Isn’t Salt Bad for You?

It’s a fair question.  We often hear that eating too much salt is bad for your health as it can raise blood pressure and potentially lead to heart issues. This happens when excess dietary salt makes the body retain fluid to dilute the salt. The excess water increases the volume of blood and thus raises blood pressure.  Blood pressure that regularly flows above 120/80 increases the likelihood of cardiovascular disease1. If eating too much salt can be harmful, then would salt therapy cause the same problem – raised blood pressure and cardiac disease?  In short, no salt therapy is not the same thing as digesting too much salt.  Let’s explore what the experts have studied regarding this mater.

Is it the same thing as eating salt? Human blood has a salt concentration of 0.9%. Cry, and you will taste a saltiness on your cheek from saline in tear ducts.  Our bodies are naturally a little bit salty.  But, in a 45-minute salt therapy session, a client’s salt intake is 100 times less than the daily recommended value.  Most of the salt is inhaled, and as it thins mucus, it exits the body2.

What about people with heart conditions? Another study specifically looked at elderly patients with concomitant cardiac pathology. The study concluded that long-term use of halotherapy benefited these patients. The same study showed that patients with coronary artery bypass graft surgery also benefited from salt therapy showing a reduction and stabilization of arterial blood pressure3. A separate study researched the effects of salt therapy on patients with Chronic Obstructive Pulmonary Disease and either hypertension or coronary heart disease and found that salt therapy offers positive effects on the lungs as well as on blood pressure4.

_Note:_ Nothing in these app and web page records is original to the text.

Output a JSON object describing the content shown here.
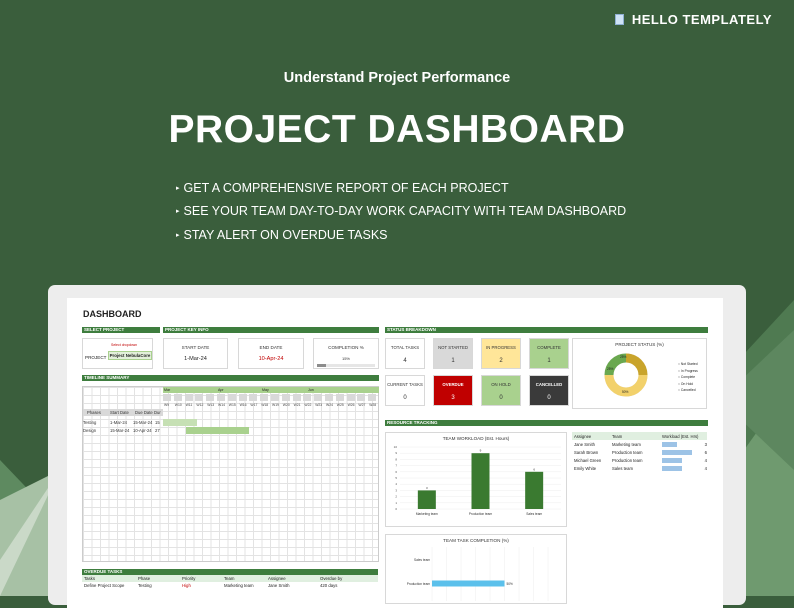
{
  "brand": {
    "name": "HELLO TEMPLATELY",
    "icon": "document-icon"
  },
  "hero": {
    "subtitle": "Understand Project Performance",
    "title": "PROJECT DASHBOARD",
    "bullets": [
      "GET A COMPREHENSIVE REPORT OF EACH PROJECT",
      "SEE YOUR TEAM DAY-TO-DAY WORK CAPACITY WITH TEAM DASHBOARD",
      "STAY ALERT ON OVERDUE TASKS"
    ]
  },
  "colors": {
    "bg": "#3a5e3c",
    "accent": "#3e7d3e"
  },
  "sheet": {
    "title": "DASHBOARD",
    "sections": {
      "select_project": "SELECT PROJECT",
      "key_info": "PROJECT KEY INFO",
      "status_breakdown": "STATUS BREAKDOWN",
      "timeline_summary": "TIMELINE SUMMARY",
      "resource_tracking": "RESOURCE TRACKING",
      "overdue_tasks": "OVERDUE TASKS"
    },
    "select": {
      "hint": "Select dropdown",
      "label": "PROJECT",
      "value": "Project NebulaCore"
    },
    "key_info": {
      "start_label": "START DATE",
      "start_value": "1-Mar-24",
      "end_label": "END DATE",
      "end_value": "10-Apr-24",
      "completion_label": "COMPLETION %",
      "completion_value": "15%",
      "completion_fraction": 0.15
    },
    "status_cards": [
      {
        "label": "TOTAL TASKS",
        "value": "4",
        "bg": "#ffffff",
        "fg": "#333333"
      },
      {
        "label": "NOT STARTED",
        "value": "1",
        "bg": "#d9d9d9",
        "fg": "#333333"
      },
      {
        "label": "IN PROGRESS",
        "value": "2",
        "bg": "#ffe699",
        "fg": "#333333"
      },
      {
        "label": "COMPLETE",
        "value": "1",
        "bg": "#a9d18e",
        "fg": "#333333"
      },
      {
        "label": "CURRENT TASKS",
        "value": "0",
        "bg": "#ffffff",
        "fg": "#333333"
      },
      {
        "label": "OVERDUE",
        "value": "3",
        "bg": "#c00000",
        "fg": "#ffffff"
      },
      {
        "label": "ON HOLD",
        "value": "0",
        "bg": "#a9d18e",
        "fg": "#333333"
      },
      {
        "label": "CANCELLED",
        "value": "0",
        "bg": "#3a3a3a",
        "fg": "#ffffff"
      }
    ],
    "timeline": {
      "months": [
        "Mar",
        "Apr",
        "May",
        "Jun"
      ],
      "weeks": [
        "W9",
        "W10",
        "W11",
        "W12",
        "W13",
        "W14",
        "W15",
        "W16",
        "W17",
        "W18",
        "W19",
        "W20",
        "W21",
        "W22",
        "W23",
        "W24",
        "W25",
        "W26",
        "W27",
        "W28"
      ],
      "headers": [
        "Phases",
        "Start Date",
        "Due Date",
        "Dur"
      ],
      "rows": [
        {
          "phase": "Testing",
          "start": "1-Mar-24",
          "due": "15-Mar-24",
          "dur": "15"
        },
        {
          "phase": "Design",
          "start": "15-Mar-24",
          "due": "10-Apr-24",
          "dur": "27"
        }
      ]
    },
    "donut": {
      "title": "PROJECT STATUS (%)",
      "legend": [
        "Not Started",
        "In Progress",
        "Complete",
        "On Hold",
        "Cancelled"
      ],
      "labels": [
        "25%",
        "50%",
        "25%"
      ]
    },
    "workload": {
      "title": "TEAM WORKLOAD (Est. Hours)",
      "teams": [
        {
          "team": "Marketing team",
          "hours": 3
        },
        {
          "team": "Production team",
          "hours": 9
        },
        {
          "team": "Sales team",
          "hours": 6
        }
      ],
      "yticks": [
        "0",
        "1",
        "2",
        "3",
        "4",
        "5",
        "6",
        "7",
        "8",
        "9",
        "10"
      ],
      "ylim": [
        0,
        10
      ]
    },
    "resource": {
      "headers": [
        "Assignee",
        "Team",
        "Workload (Est. Hrs)"
      ],
      "rows": [
        {
          "assignee": "Jane Smith",
          "team": "Marketing team",
          "hours": "3"
        },
        {
          "assignee": "Sarah Brown",
          "team": "Production team",
          "hours": "6"
        },
        {
          "assignee": "Michael Green",
          "team": "Production team",
          "hours": "4"
        },
        {
          "assignee": "Emily White",
          "team": "Sales team",
          "hours": "4"
        }
      ]
    },
    "completion_chart": {
      "title": "TEAM TASK COMPLETION (%)",
      "teams": [
        "Sales team",
        "Production team"
      ],
      "values": [
        0,
        50
      ],
      "labels": [
        "",
        "50%"
      ]
    },
    "overdue": {
      "headers": [
        "Tasks",
        "Phase",
        "Priority",
        "Team",
        "Assignee",
        "Overdue by"
      ],
      "rows": [
        {
          "task": "Define Project Scope",
          "phase": "Testing",
          "priority": "High",
          "team": "Marketing team",
          "assignee": "Jane Smith",
          "overdue": "420 days"
        }
      ]
    }
  },
  "chart_data": [
    {
      "type": "bar",
      "title": "TEAM WORKLOAD (Est. Hours)",
      "categories": [
        "Marketing team",
        "Production team",
        "Sales team"
      ],
      "values": [
        3,
        9,
        6
      ],
      "ylim": [
        0,
        10
      ]
    },
    {
      "type": "pie",
      "title": "PROJECT STATUS (%)",
      "categories": [
        "Not Started",
        "In Progress",
        "Complete"
      ],
      "values": [
        25,
        50,
        25
      ]
    },
    {
      "type": "bar",
      "title": "TEAM TASK COMPLETION (%)",
      "categories": [
        "Sales team",
        "Production team"
      ],
      "values": [
        0,
        50
      ]
    }
  ]
}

So, does salt therapy create water retention and raise blood pressure? Quite the opposite. Studies show that salt therapy improves blood pressure and has positive effects on heart patients. Furthermore, a 45-minute salt therapy session does not count toward your daily salt intake.

Enjoy salt therapy news, articles and research from our blog

Does halotherapy reduce stress?

Does Halotherapy Reduce Stress?

The world can be a stressful place with stress coming from our personal lives, careers, and surrounding world events. Wouldn’t it be nice if a 45-minute salt therapy session could reduce stress levels? Fortunately, scientists have found that salt therapy does have a positive impact to stress.

How Does Salt Therapy Improve Skin Health?

Itchy and dry skin feels so uncomfortable. It distracts focus from what is important. Not to mention psoriasis and eczema can make wardrobe and even hair style decisions for those affected. And how many of us don’t want to look a little younger? Well, those taking their salt therapy in the kids’ suite may not want to look younger, but the rest of us do. Can salt really do all of that- improve symptoms of skin issues and make us look younger? Yes, it can, and research shows it!

How Does Salt Therapy Improve Performance?

Performance may mean many different things to different people. For some, it means athletic performance. Whether a professional athlete, weekend warrior, or someone working out for healthy lifestyle, performance includes our ability to accomplish an athletic task. For others, it may mean breath control for activities like singing, performing arts and professional auctioning. Does salt therapy deliver benefits for various types of performance? In short, yes. But let’s explore what research has found about salt therapy and improved performance.

How Does Salt Therapy Boost the Immune System?

Surely, if something all-natural, enjoyable and accessible lowered the likelihood of contracting the common cold, flu and viruses, then everyone would do it, right? That is exactly what we think, and perhaps scientific studies will convince more people to add salt therapy to their weekly routine.